More foreign Arctic research on Svalbard

Ny-Ålesund was founded as a coal mining town in 1916. The Norwegian Polar Institute opened the first research base here in 1968.

Several countries are stepping up their research activities in Ny-Ålesund on Svalbard. The Czech Republic is the eleventh country to open a research station, while Germany and France are the most active countries. Norway, on the other hand, is downsizing its activity in the research village on 79 degrees north.


The Czech Republic wants to establish a research station in Ny-Ålesund for glacial research and marine biological research. The station is planned to be operational from 2015, Director of Kings Bay AS Ole Øiseth says to NRK.

Germany, France, China, Japan, South Korea, India, Italy, the Netherlands, Great Britain and Norway already have stations in Ny-Ålesund, which is the world’s northernmost functional public settlement.

Germany and France most active
Germany established a station in 1991, France ten years later. Since 2003 the two countries have had a common research station. “The French-German station is definitely the most active here”, Øiseth says. Last year the two countries jointly opened an underwater observatory which brought considerable activity to the village.

According to Head of the station Rudolf Denkmann several other nations are interested in placing their measuring instruments on their station. “Ny-Ålesund is a popular place because everything here is so well arranged for research. The place is also easy to reach by plane, even though it is so far north”.

Norway downsizing research in Ny-Ålesund
While other countries are stepping up scientific research in the remote village, Norwegian scientists have started to move to other areas of the Svalbard archipelago.
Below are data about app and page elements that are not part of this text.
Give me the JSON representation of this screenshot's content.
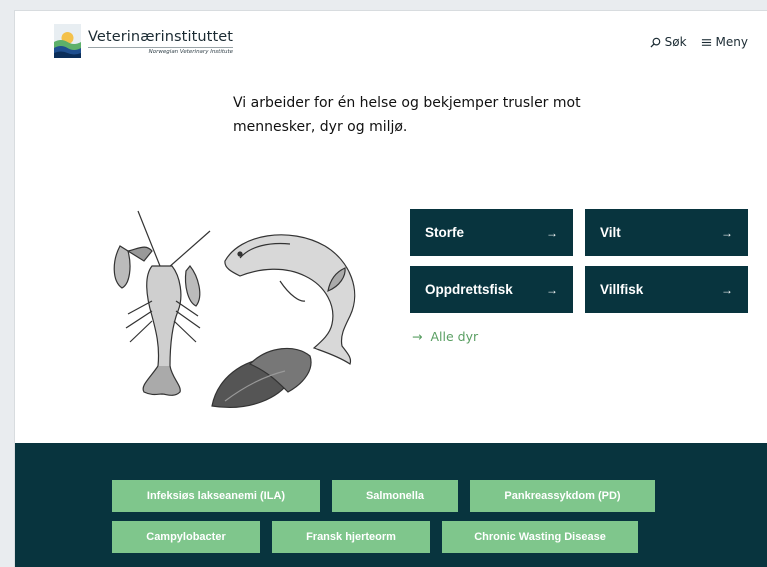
{
  "header": {
    "logo_name": "Veterinærinstituttet",
    "logo_sub": "Norwegian Veterinary Institute",
    "search_label": "Søk",
    "menu_label": "Meny"
  },
  "intro": {
    "line1": "Vi arbeider for én helse og bekjemper trusler mot",
    "line2": "mennesker, dyr og miljø."
  },
  "animals": [
    {
      "label": "Storfe",
      "arrow": "→"
    },
    {
      "label": "Vilt",
      "arrow": "→"
    },
    {
      "label": "Oppdrettsfisk",
      "arrow": "→"
    },
    {
      "label": "Villfisk",
      "arrow": "→"
    }
  ],
  "all_animals": {
    "arrow": "→",
    "label": "Alle dyr"
  },
  "diseases": [
    "Infeksiøs lakseanemi (ILA)",
    "Salmonella",
    "Pankreassykdom (PD)",
    "Campylobacter",
    "Fransk hjerteorm",
    "Chronic Wasting Disease"
  ],
  "colors": {
    "primary_dark": "#08343e",
    "accent_green": "#7fc68c",
    "link_green": "#5a9f63"
  }
}
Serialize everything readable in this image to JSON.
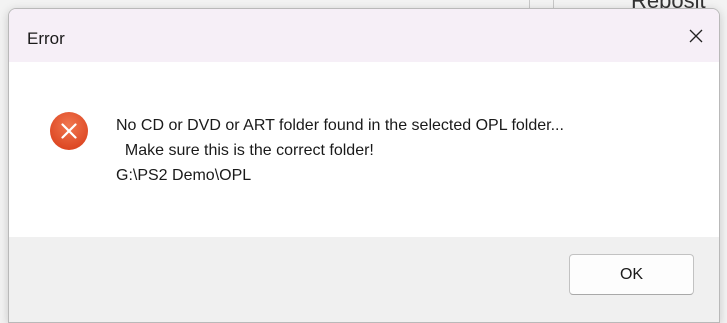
{
  "background_window": {
    "partial_text": "Reposit"
  },
  "dialog": {
    "title": "Error",
    "close_icon": "close-icon",
    "status_icon": "error-icon",
    "status_color": "#e8502b",
    "message_lines": [
      "No CD or DVD or ART folder found in the selected OPL folder...",
      "  Make sure this is the correct folder!",
      "G:\\PS2 Demo\\OPL"
    ],
    "buttons": {
      "ok_label": "OK"
    }
  }
}
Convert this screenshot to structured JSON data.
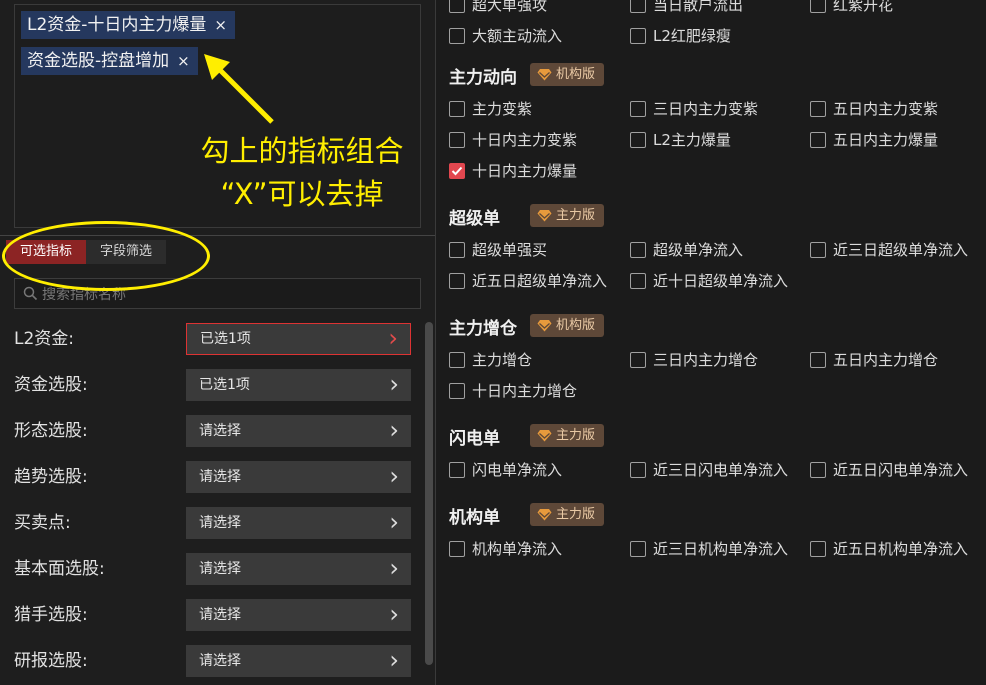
{
  "chips": [
    {
      "label": "L2资金-十日内主力爆量",
      "close": "×"
    },
    {
      "label": "资金选股-控盘增加",
      "close": "×"
    }
  ],
  "annotation": {
    "line1": "勾上的指标组合",
    "line2": "“X”可以去掉",
    "color": "#ffee00"
  },
  "tabs": {
    "active": "可选指标",
    "inactive": "字段筛选"
  },
  "search": {
    "placeholder": "搜索指标名称",
    "icon": "search-icon"
  },
  "categories": [
    {
      "label": "L2资金:",
      "value": "已选1项"
    },
    {
      "label": "资金选股:",
      "value": "已选1项"
    },
    {
      "label": "形态选股:",
      "value": "请选择"
    },
    {
      "label": "趋势选股:",
      "value": "请选择"
    },
    {
      "label": "买卖点:",
      "value": "请选择"
    },
    {
      "label": "基本面选股:",
      "value": "请选择"
    },
    {
      "label": "猎手选股:",
      "value": "请选择"
    },
    {
      "label": "研报选股:",
      "value": "请选择"
    }
  ],
  "top_rows": [
    [
      "超大单强攻",
      "当日散户流出",
      "红紫开花"
    ],
    [
      "大额主动流入",
      "L2红肥绿瘦"
    ]
  ],
  "sections": [
    {
      "title": "主力动向",
      "badge": "机构版",
      "rows": [
        [
          {
            "label": "主力变紫"
          },
          {
            "label": "三日内主力变紫"
          },
          {
            "label": "五日内主力变紫"
          }
        ],
        [
          {
            "label": "十日内主力变紫"
          },
          {
            "label": "L2主力爆量"
          },
          {
            "label": "五日内主力爆量"
          }
        ],
        [
          {
            "label": "十日内主力爆量",
            "checked": true
          }
        ]
      ]
    },
    {
      "title": "超级单",
      "badge": "主力版",
      "rows": [
        [
          {
            "label": "超级单强买"
          },
          {
            "label": "超级单净流入"
          },
          {
            "label": "近三日超级单净流入"
          }
        ],
        [
          {
            "label": "近五日超级单净流入"
          },
          {
            "label": "近十日超级单净流入"
          }
        ]
      ]
    },
    {
      "title": "主力增仓",
      "badge": "机构版",
      "rows": [
        [
          {
            "label": "主力增仓"
          },
          {
            "label": "三日内主力增仓"
          },
          {
            "label": "五日内主力增仓"
          }
        ],
        [
          {
            "label": "十日内主力增仓"
          }
        ]
      ]
    },
    {
      "title": "闪电单",
      "badge": "主力版",
      "rows": [
        [
          {
            "label": "闪电单净流入"
          },
          {
            "label": "近三日闪电单净流入"
          },
          {
            "label": "近五日闪电单净流入"
          }
        ]
      ]
    },
    {
      "title": "机构单",
      "badge": "主力版",
      "rows": [
        [
          {
            "label": "机构单净流入"
          },
          {
            "label": "近三日机构单净流入"
          },
          {
            "label": "近五日机构单净流入"
          }
        ]
      ]
    }
  ],
  "colors": {
    "chip_bg": "#25385e",
    "tab_active": "#8c2424",
    "checkbox_checked": "#e2474f",
    "badge_bg": "#5e4838"
  }
}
Because of the climate changes the researchers are now moving further to the north and east. “Changes in eco systems and ice conditions make it more interesting to conduct research in the northernmost parts of Svalbard”, Director of the Norwegian Polar Institute Jan-Gunnar Winther says to NRK. “But the total level of Norwegian research on Svalbard stays the same”, he adds.